=== Section Start ===
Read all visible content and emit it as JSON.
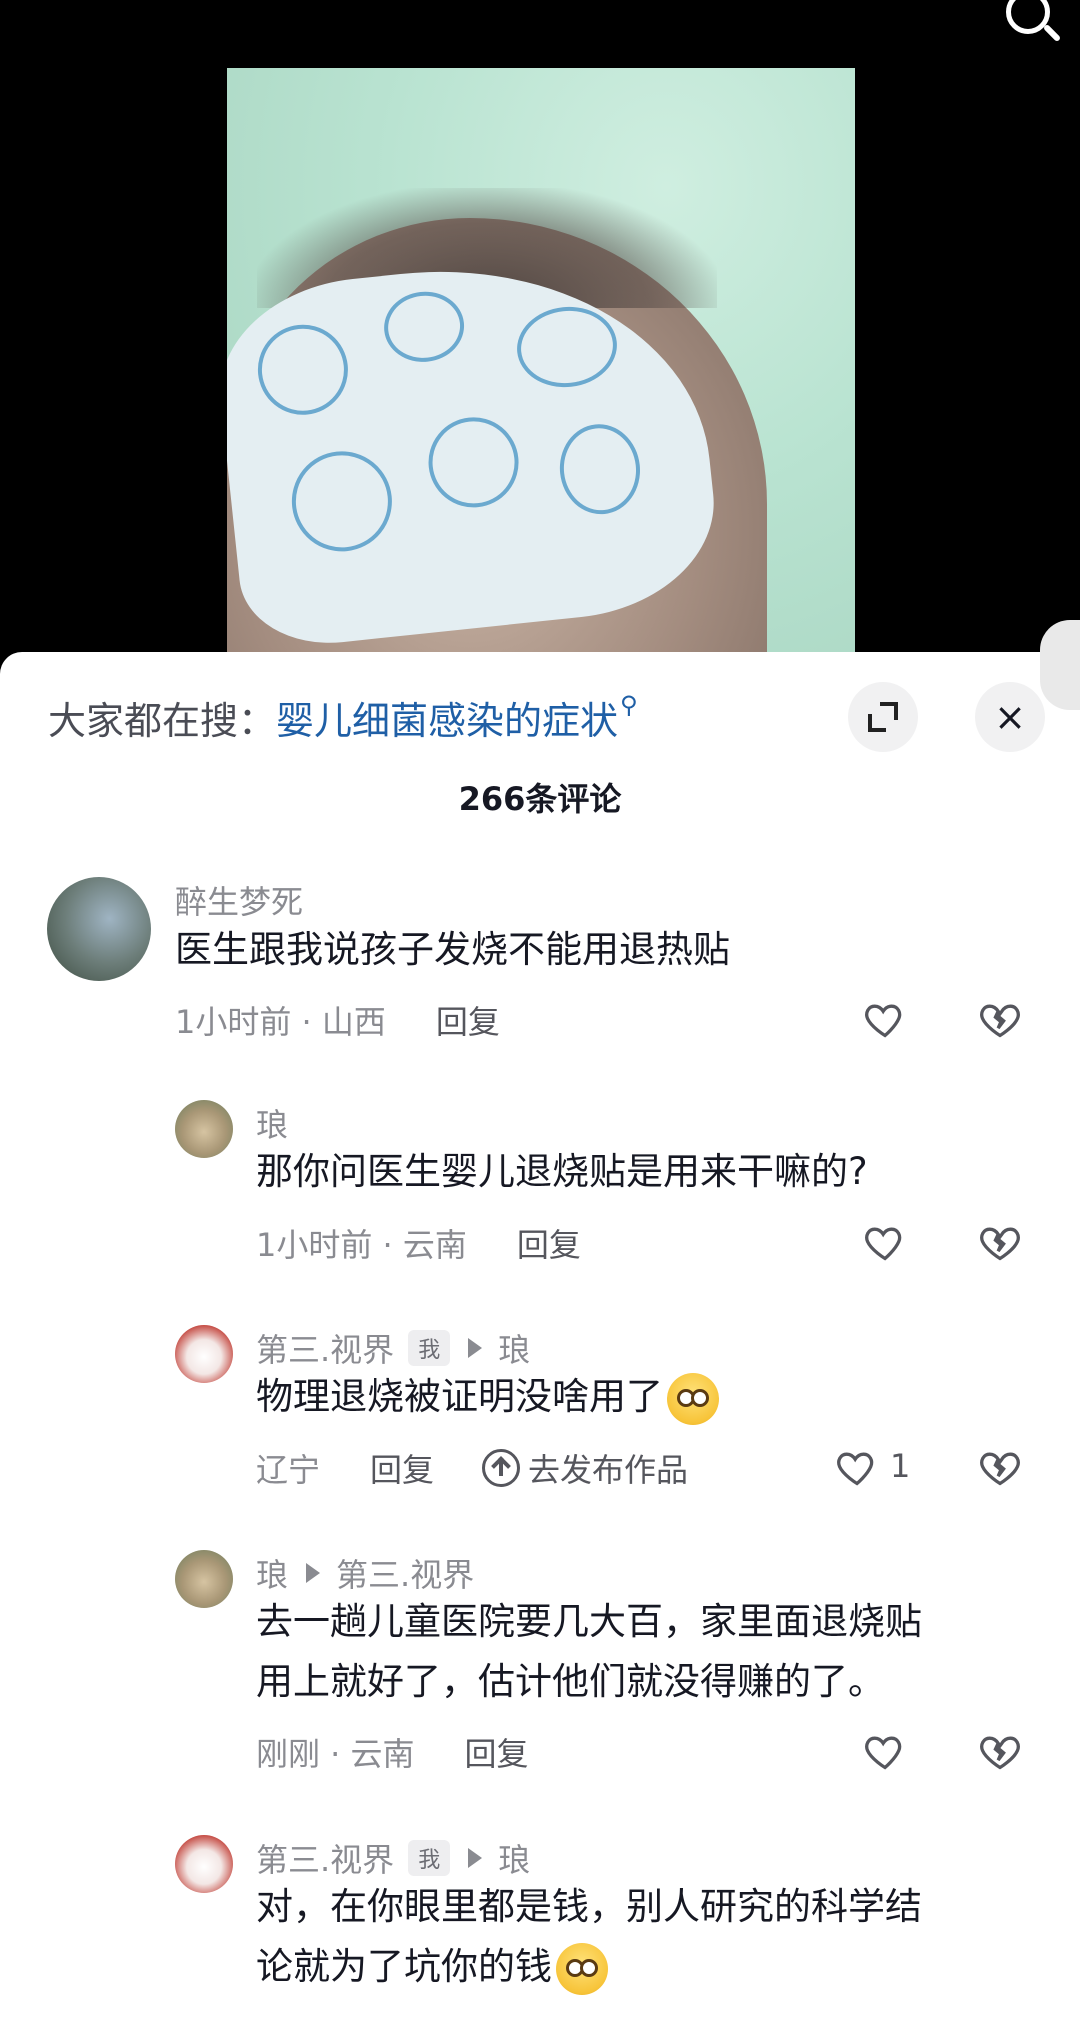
{
  "search": {
    "prefix": "大家都在搜：",
    "term": "婴儿细菌感染的症状",
    "term_icon": "search-icon"
  },
  "comments_count": "266条评论",
  "close_glyph": "×",
  "comments": [
    {
      "user": "醉生梦死",
      "text": "医生跟我说孩子发烧不能用退热贴",
      "time": "1小时前 · 山西",
      "reply": "回复"
    },
    {
      "user": "琅",
      "text": "那你问医生婴儿退烧贴是用来干嘛的?",
      "time": "1小时前 · 云南",
      "reply": "回复"
    },
    {
      "user": "第三.视界",
      "badge": "我",
      "reply_to": "琅",
      "text": "物理退烧被证明没啥用了",
      "time": "辽宁",
      "reply": "回复",
      "publish": "去发布作品",
      "likes": "1"
    },
    {
      "user": "琅",
      "reply_to": "第三.视界",
      "text_line1": "去一趟儿童医院要几大百，家里面退烧贴",
      "text_line2": "用上就好了，估计他们就没得赚的了。",
      "time": "刚刚 · 云南",
      "reply": "回复"
    },
    {
      "user": "第三.视界",
      "badge": "我",
      "reply_to": "琅",
      "text_line1": "对，在你眼里都是钱，别人研究的科学结",
      "text_line2": "论就为了坑你的钱"
    }
  ]
}
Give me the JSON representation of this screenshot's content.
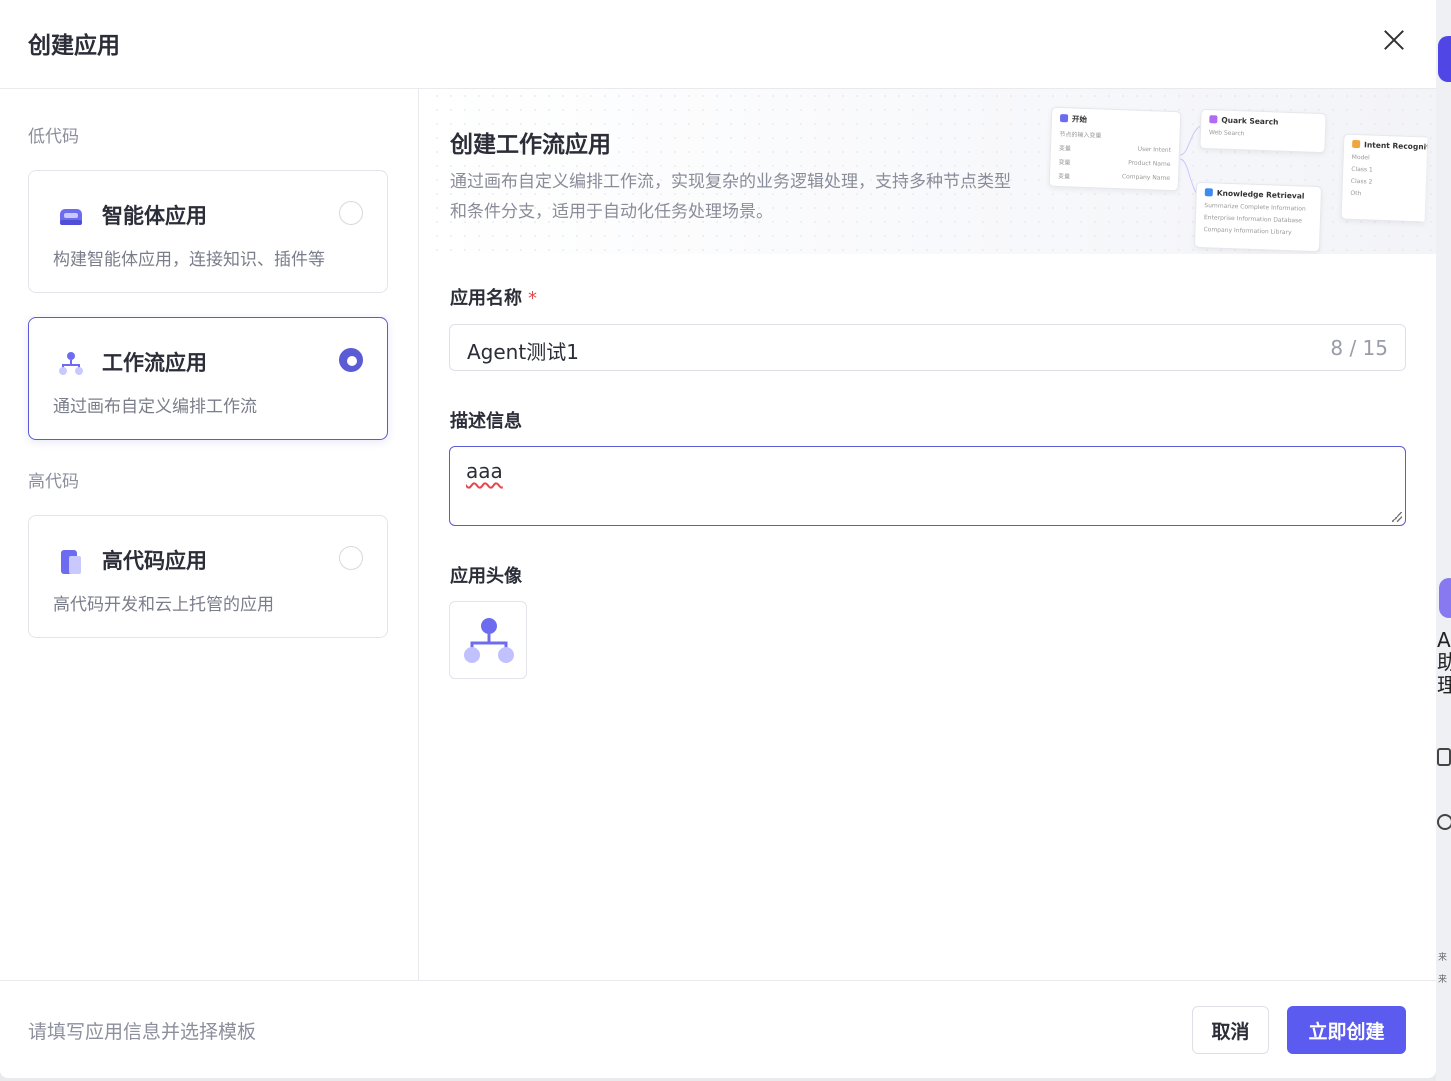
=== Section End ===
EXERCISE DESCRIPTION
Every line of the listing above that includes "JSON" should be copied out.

COMPLETED TASK
Read all visible content and emit it as JSON.
Give me the JSON representation of this screenshot's content.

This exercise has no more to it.